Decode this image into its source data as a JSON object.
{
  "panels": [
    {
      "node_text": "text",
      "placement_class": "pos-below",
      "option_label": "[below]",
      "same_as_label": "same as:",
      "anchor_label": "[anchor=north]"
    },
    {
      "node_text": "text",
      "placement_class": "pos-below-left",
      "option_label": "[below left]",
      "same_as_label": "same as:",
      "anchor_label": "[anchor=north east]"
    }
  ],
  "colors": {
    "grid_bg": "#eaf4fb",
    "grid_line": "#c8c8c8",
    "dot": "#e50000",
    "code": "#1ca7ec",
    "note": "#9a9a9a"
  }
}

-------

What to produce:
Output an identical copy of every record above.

Result of the task:
Decode this image into its source data as a JSON object.
{
  "panels": [
    {
      "node_text": "text",
      "placement_class": "pos-below",
      "option_label": "[below]",
      "same_as_label": "same as:",
      "anchor_label": "[anchor=north]"
    },
    {
      "node_text": "text",
      "placement_class": "pos-below-left",
      "option_label": "[below left]",
      "same_as_label": "same as:",
      "anchor_label": "[anchor=north east]"
    }
  ],
  "colors": {
    "grid_bg": "#eaf4fb",
    "grid_line": "#c8c8c8",
    "dot": "#e50000",
    "code": "#1ca7ec",
    "note": "#9a9a9a"
  }
}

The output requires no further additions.